<li>Created multimedia content for the company's web site.</li>
<li>Used Photoshop to refine graphics created by other authors.</li>
Because the year of graduation is not always displayed in a resume but may still be useful information to have, it is encoded using an attribute:
<school>University of Washington</school>
7 Hands-On Work
This is, of course, just one possible way to mark up a resume, and not necessarily the best way. Deciding on how to build a data structure for a large set of resumes that will be made available on a web site is a complicated task requiring consideration of a number of factors, including the wholesale avoidance of duplicate information; the flexibility to accommodate resumes written in different styles and with different content; and the capability to conduct specialized searches. Mark Wilson and Tracey Wilson, in Chapters 1 and 2 of their book, XML Programming with VB and ASP
, published by Manning, provide additional examples about how to mark up a resume or a collection of them in XML, but more importantly they also explain the motivations for wanting to do so. W. Scott Means' article "Converting Unstructured Documents to XML
," at http://xml.oreilly.com/news/xmlnut3_ 0301.html, demonstrates how to isolate atomic elements to reveal a document's underlying structure. I highly recommend reading it.
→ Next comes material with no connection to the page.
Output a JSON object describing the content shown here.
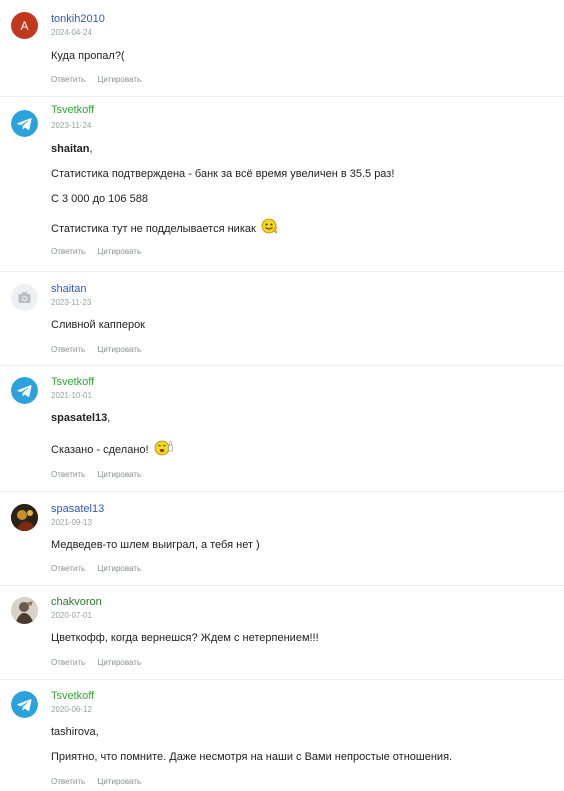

To prepare for next month's column, analyze the way in which I structured the data in this resume and identify what, in your opinion, I should have done differently. Email me with your point of view and the justification for it. But don't stop there. First, revisit the way you structured your resume after reading last month's column; finish marking it up and debugging it in Internet Explorer 5.0 or greater if you haven't done so already. Second, I would also like to prod you to conceptualize the rules that should constrain a resume's data. To spur you down this path, I suggest you read pages 89 through 108 of Chapter 4, Constraining XML, in Java and XML
, written by Brett McLaughlin and published by O'Reilly.
My next column will dive head first into constraining XML data with document type definitions, or DTDs.
The tutorials in this series proceed as follows:
An Introduction to XML
Structuring Documents in XML
Developing a Document Type Definition
Attributes and Entities in DTDs
An Introduction to XSL
Using XSLT to Separate Content from Presentation
About the Author
A senior technical writer (consultant) with Verizon Wireless, Steve Hoenisch creates modular, structured documentation in XML using customized DTDs and XSLT stylesheets as well as IBM's Darwin Information Typing Architecture (DITA). He writes the "XML Tutorial" column for XML Journal magazine.